Quit These Bad Habits If You Want to Get Ahead at Work
If you want to get ahead at work, it's time to do a thorough review of both your good work habits and the bad habits that could be holding you back. Do any of these personality traits ring true for you?
Don't slip on bad habits you can easily avoid
If you work hard and put your best foot forward at work everyday, it would make sense that you'll make steady advances forward in your job, and ultimately in your career. But these days, hard work alone is not enough to keep you moving ahead at steady clip. These days, employers are looking for so much more. They're looking for people with the right attitude: a winning combination of solid emotional boundaries, strong self-confidence, and impeccable communications skills. Here are some common behaviors and attitudes that could be standing between you and steady progress up the career ladder.
Strong minds discuss ideas, average minds discuss events, weak minds discuss people.— Socrates
Gossiping. Talking about other people without including them in the conversation is one of the worst bad habits you could have at work. What’s the difference between a bit of water-cooler chit-chat and harmful office gossip? How do you know if you are a gossip? Here’s a test: The next time you are talking to someone at work in a casual manner and someone else’s name comes up in the conversation, ask yourself how you would feel if you turned around and found them standing behind you? If you’d be embarrassed that the person heard you, then you’ve been gossiping. Quit this bad habit right away because it will hurt your career. It could even hit you in the pocketbook if you get taken to court for harassment and slander.
When it comes to getting rid of bad habits, whether at work, or at home, there is something that you can do to improve your chances of success replace the bad habit with a good habit. In the case of gossiping, the good habit that you can replace it with is to find something nice to say about each person bin your office, even the people that sometimes drive you crazy. You can either say the nice thing directly to the person, as long as it is sincere and truthful, or you could simply hold the thought in your head for a moment the next time you feel the urge to start sniping about the other person.
Our lives begin to end the day we become silent about things that matter.— Martin Luther King Jr.
Not speaking up. Remember in school---high school or college---when your teachers and instructors would include class participation in your final grade? Even if it was just 5% of your overall grade at the end of the semester, getting a 5% boost could mean the difference between getting an average GPA or being nudge up to an above average GPA. Well, in the school of life, participation at work is just as important to your career as it was when you were in college.

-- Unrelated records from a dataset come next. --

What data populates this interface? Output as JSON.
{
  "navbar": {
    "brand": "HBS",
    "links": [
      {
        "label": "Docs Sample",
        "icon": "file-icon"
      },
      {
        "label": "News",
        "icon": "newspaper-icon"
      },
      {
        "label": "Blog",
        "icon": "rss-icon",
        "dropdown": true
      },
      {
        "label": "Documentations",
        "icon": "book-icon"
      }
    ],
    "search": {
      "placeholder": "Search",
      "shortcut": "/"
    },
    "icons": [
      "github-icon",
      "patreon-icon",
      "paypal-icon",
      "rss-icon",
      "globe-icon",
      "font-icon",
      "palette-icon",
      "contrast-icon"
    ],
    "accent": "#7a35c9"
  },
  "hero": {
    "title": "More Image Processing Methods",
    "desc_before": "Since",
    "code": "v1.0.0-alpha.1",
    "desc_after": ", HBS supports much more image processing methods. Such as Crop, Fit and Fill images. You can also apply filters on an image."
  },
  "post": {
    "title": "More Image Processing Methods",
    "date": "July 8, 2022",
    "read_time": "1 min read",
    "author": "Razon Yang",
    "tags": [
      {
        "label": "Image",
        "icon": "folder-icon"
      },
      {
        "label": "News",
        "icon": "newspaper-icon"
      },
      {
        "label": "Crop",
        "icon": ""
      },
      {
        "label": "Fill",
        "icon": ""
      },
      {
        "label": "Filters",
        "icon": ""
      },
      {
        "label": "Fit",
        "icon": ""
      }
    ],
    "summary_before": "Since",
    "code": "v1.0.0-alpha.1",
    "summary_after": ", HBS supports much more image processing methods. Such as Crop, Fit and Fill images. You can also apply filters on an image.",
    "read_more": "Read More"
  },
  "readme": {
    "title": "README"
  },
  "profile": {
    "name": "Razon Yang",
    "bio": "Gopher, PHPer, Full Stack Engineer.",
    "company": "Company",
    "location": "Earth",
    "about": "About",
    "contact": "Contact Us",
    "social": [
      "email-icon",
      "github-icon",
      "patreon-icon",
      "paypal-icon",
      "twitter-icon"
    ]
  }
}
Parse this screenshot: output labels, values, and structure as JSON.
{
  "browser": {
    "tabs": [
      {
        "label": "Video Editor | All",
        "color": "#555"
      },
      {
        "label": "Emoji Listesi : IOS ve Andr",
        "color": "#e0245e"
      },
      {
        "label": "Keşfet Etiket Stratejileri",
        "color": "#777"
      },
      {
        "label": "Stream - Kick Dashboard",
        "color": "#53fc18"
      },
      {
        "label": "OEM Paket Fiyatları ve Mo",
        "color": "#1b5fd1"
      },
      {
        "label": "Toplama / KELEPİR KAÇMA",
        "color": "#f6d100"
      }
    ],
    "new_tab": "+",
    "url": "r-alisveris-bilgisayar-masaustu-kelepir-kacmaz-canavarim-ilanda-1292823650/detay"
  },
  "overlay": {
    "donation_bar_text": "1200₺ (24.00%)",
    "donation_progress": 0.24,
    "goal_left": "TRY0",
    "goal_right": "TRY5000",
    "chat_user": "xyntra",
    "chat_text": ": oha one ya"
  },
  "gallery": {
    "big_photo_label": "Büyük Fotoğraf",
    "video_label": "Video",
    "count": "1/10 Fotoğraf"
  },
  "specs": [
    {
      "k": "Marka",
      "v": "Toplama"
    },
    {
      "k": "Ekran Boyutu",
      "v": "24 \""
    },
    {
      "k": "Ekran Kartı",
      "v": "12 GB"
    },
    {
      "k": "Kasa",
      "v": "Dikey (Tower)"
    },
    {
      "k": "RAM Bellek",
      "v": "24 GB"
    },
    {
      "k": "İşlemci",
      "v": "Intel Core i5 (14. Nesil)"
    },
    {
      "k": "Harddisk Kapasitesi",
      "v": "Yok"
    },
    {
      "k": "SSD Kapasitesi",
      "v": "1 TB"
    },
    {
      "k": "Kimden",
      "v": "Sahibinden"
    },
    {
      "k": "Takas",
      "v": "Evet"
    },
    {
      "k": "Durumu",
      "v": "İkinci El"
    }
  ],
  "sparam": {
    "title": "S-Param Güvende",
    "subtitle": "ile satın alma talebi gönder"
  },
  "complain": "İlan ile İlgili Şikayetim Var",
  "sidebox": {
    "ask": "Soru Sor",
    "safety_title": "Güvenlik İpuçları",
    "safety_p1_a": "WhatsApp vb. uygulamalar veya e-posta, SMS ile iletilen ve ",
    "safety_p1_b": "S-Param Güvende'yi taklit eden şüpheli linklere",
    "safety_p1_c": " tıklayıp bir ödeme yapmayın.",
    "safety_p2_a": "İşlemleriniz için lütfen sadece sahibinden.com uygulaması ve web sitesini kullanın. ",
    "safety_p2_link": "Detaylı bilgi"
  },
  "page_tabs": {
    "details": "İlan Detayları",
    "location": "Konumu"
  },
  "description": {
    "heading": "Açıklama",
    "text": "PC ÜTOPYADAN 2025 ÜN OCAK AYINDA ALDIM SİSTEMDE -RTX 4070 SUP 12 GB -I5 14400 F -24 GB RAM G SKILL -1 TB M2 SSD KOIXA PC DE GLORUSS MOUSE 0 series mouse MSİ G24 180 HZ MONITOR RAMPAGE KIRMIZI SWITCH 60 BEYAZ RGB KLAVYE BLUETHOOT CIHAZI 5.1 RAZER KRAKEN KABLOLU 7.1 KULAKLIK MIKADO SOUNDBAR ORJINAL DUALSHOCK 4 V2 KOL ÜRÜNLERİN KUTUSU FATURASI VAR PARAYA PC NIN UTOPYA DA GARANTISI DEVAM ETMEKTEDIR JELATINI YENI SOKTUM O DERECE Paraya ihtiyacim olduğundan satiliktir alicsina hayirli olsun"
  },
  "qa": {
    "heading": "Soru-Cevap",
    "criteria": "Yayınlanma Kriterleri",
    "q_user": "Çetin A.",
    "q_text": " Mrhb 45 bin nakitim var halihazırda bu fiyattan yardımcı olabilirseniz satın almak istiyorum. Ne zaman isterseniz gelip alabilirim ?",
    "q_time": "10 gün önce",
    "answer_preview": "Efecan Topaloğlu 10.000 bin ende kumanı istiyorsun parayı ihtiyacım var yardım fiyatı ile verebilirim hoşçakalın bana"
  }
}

If you are afraid of speaking up at work because you’re afraid you might create a conflict with a co-worker read How To Deal with Conflict in the workplace. That way, instead of trying to avoid conflict all the time you can speak up confidently knowing that if you do inadvertently upset someone, you’ll have the skills to resolve the conflict.
We are prepared for insults, but compliments leave us baffled.— Mason Cooley
Not accepting praise and compliments. Many people who are unhappy at work will often cite a lack of recognition for all the hours they put in at the office, day in and day out, week after week. These people feel under-appreciated and taken for granted. Yet many of these same people are unable to accept a simple compliment from a colleague---whether it be a compliment on a stylish suit they’re wearing or praise for a nicely designed annual stakeholders report. Instead of graciously saying “Thank you!” when being complimented, they’ll say something self-effacing like “Oh, I’m out of clean laundry so I’m wearing my business clothes today.” Or “It didn’t take me very long to design that document. I adapted it from some other projects I worked on.”
In the first instance, you’re essentially telling the person who complimented you that wearing sharp clothes at work is not a priority. In the second instance, you’re dismissing your own efforts and giving your boss a reason to not credit you for the work you did.
Another reason not accepting praise or compliments from your boss or co-workers could be holding you back is because it’s actually an insult to reject someone’s compliment. Essentially, when you dismiss someone’s compliment, you are suggesting that they’re wrong, that they don’t know what they are talking about and that they have poor judgement. Now, if you think unconsciously telling your boss he or she has bad judgement is good for your career, think again. False modesty and excessive humility are not great characteristics when you’re trying to get ahead at work.
Which of these bad habits do you need to work on the most?
© 2016 Sally Hayes